The MBTA Made a Spooky Discovery at Government Center

This is so weird.

The MBTA discovered these ghoulish figures at Government Center. Photo by Joe Pesaturo via MBTA

The MBTA discovered these ghoulish figures at Government Center. Photo by Joe Pesaturo via MBTA

Construction workers building the new Government Center MBTA station unearthed a spooky discovery last week while working on the station’s Blue Line platforms.

Two large red and blue cloaks were found attached to what appear to be some kind of masks in what was described by the MBTA as “a small, hollow section of concrete that was poured more than sixty years ago. “

The two cloaks appear similar to the ones worn in “Fantasia,” the animated Disney movie that came out over a decade before the underground bunker-esque Government Center was built as part of the failed urban renewal wave of the mid-20th century that nearly killed Boston with the full scale destruction of walkable neighborhoods in exchange for auto-centric development.

The MBTA insists this is not a hoax.

“We don’t really have the resources to launch a full investigation into this, but if the garments’ owner (from the 1950s) comes forward, we’ll be all ears,” said MBTA spokesman Joe Pesaturo. 

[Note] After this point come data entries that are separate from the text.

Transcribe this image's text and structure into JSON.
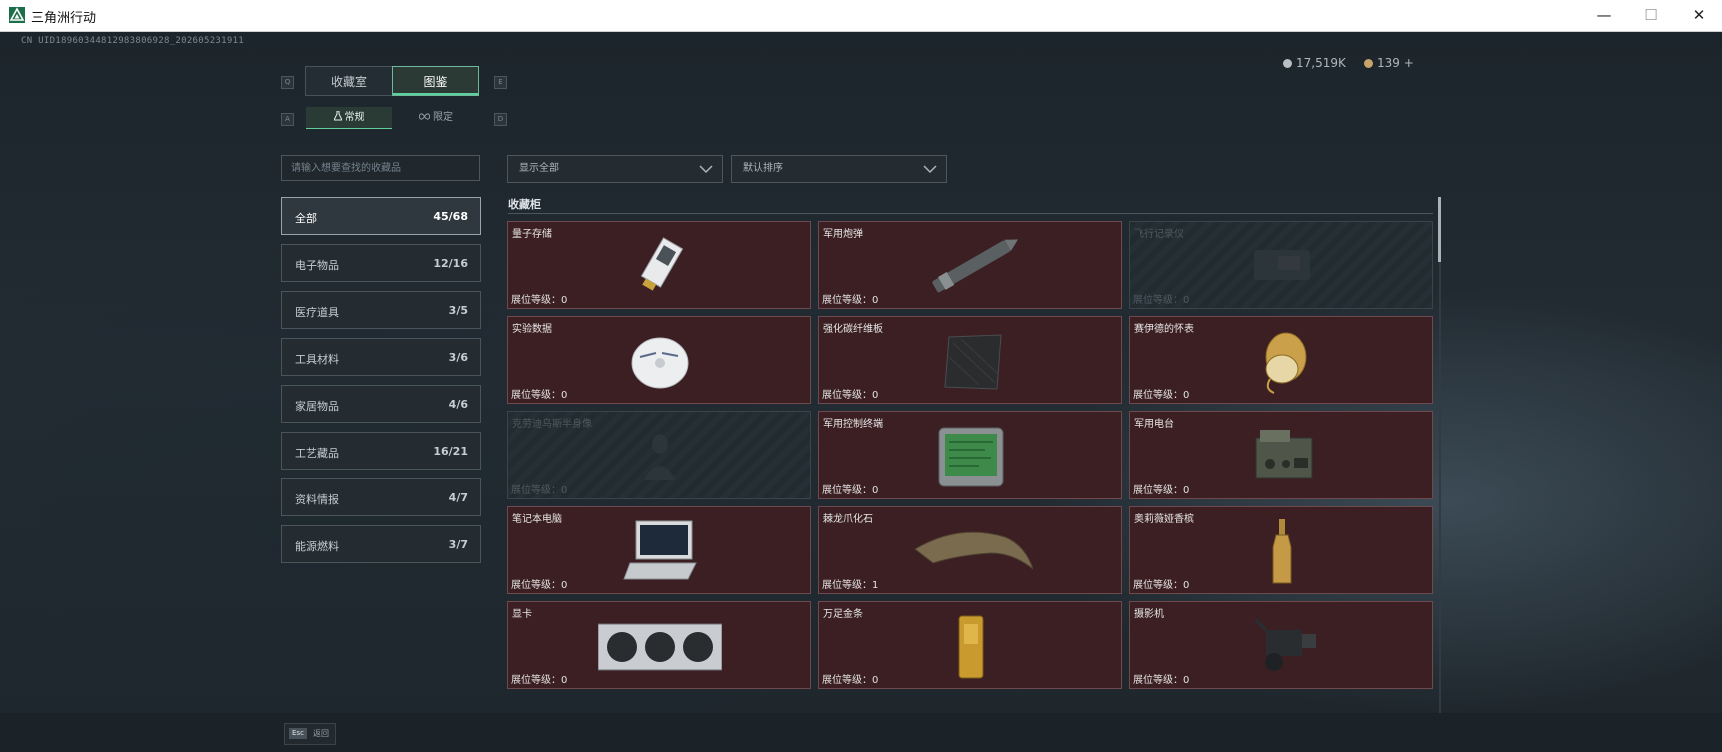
{
  "window": {
    "title": "三角洲行动",
    "minimize": "—",
    "maximize": "☐",
    "close": "✕"
  },
  "uid": "CN UID18960344812983806928_202605231911",
  "currency": [
    {
      "value": "17,519K",
      "color": "#b8bec2"
    },
    {
      "value": "139 +",
      "color": "#c8a46a"
    }
  ],
  "key_hints": {
    "q": "Q",
    "e": "E",
    "a": "A",
    "d": "D"
  },
  "main_tabs": [
    {
      "label": "收藏室",
      "active": false
    },
    {
      "label": "图鉴",
      "active": true
    }
  ],
  "sub_tabs": [
    {
      "label": "常规",
      "icon": "flask-icon",
      "active": true
    },
    {
      "label": "限定",
      "icon": "infinity-icon",
      "active": false
    }
  ],
  "search": {
    "placeholder": "请输入想要查找的收藏品",
    "value": ""
  },
  "filters": {
    "display": {
      "value": "显示全部"
    },
    "sort": {
      "value": "默认排序"
    }
  },
  "categories": [
    {
      "label": "全部",
      "count": "45/68",
      "active": true
    },
    {
      "label": "电子物品",
      "count": "12/16"
    },
    {
      "label": "医疗道具",
      "count": "3/5"
    },
    {
      "label": "工具材料",
      "count": "3/6"
    },
    {
      "label": "家居物品",
      "count": "4/6"
    },
    {
      "label": "工艺藏品",
      "count": "16/21"
    },
    {
      "label": "资料情报",
      "count": "4/7"
    },
    {
      "label": "能源燃料",
      "count": "3/7"
    }
  ],
  "section_title": "收藏柜",
  "level_label": "展位等级：",
  "items": [
    {
      "name": "量子存储",
      "level": "0",
      "locked": false,
      "icon": "ssd-icon"
    },
    {
      "name": "军用炮弹",
      "level": "0",
      "locked": false,
      "icon": "shell-icon"
    },
    {
      "name": "飞行记录仪",
      "level": "0",
      "locked": true,
      "icon": "recorder-icon"
    },
    {
      "name": "实验数据",
      "level": "0",
      "locked": false,
      "icon": "disc-icon"
    },
    {
      "name": "强化碳纤维板",
      "level": "0",
      "locked": false,
      "icon": "carbon-plate-icon"
    },
    {
      "name": "赛伊德的怀表",
      "level": "0",
      "locked": false,
      "icon": "pocket-watch-icon"
    },
    {
      "name": "克劳迪乌斯半身像",
      "level": "0",
      "locked": true,
      "icon": "bust-icon"
    },
    {
      "name": "军用控制终端",
      "level": "0",
      "locked": false,
      "icon": "terminal-icon"
    },
    {
      "name": "军用电台",
      "level": "0",
      "locked": false,
      "icon": "radio-icon"
    },
    {
      "name": "笔记本电脑",
      "level": "0",
      "locked": false,
      "icon": "laptop-icon"
    },
    {
      "name": "棘龙爪化石",
      "level": "1",
      "locked": false,
      "icon": "claw-fossil-icon"
    },
    {
      "name": "奥莉薇娅香槟",
      "level": "0",
      "locked": false,
      "icon": "champagne-icon"
    },
    {
      "name": "显卡",
      "level": "0",
      "locked": false,
      "icon": "gpu-icon"
    },
    {
      "name": "万足金条",
      "level": "0",
      "locked": false,
      "icon": "gold-bar-icon"
    },
    {
      "name": "摄影机",
      "level": "0",
      "locked": false,
      "icon": "camera-icon"
    }
  ],
  "footer": {
    "esc_key": "Esc",
    "esc_label": "返回"
  }
}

When asked directly if photos and items in them were real, Pesaturo replied “real.”

“What you see in the photos was found rolled up in a ball.  Despite these ghoulish garments, the work at Government Center Station remains on schedule, with the re-opening set for the spring,” said Pesaturo in an email.

Pre-construction work on the $90 million project began in 2013. The busy station stopped serving Blue and Green Line trains in 2014 when it closed for demolition. The MBTA is in the process of auctioning off the murals from inside the station.

This is not the first time construction crews have discovered something unusual while working on the renovation project.  In 2014, crews discovered a 100 year-old sign in the station that referenced its old name, “Scollay Under.” The MBTA plans on incorporating the old maroon and white tile mosaic in the new station. In addition to the mosaic, a long-since forgotten exit point will be restored when the station reopens next year.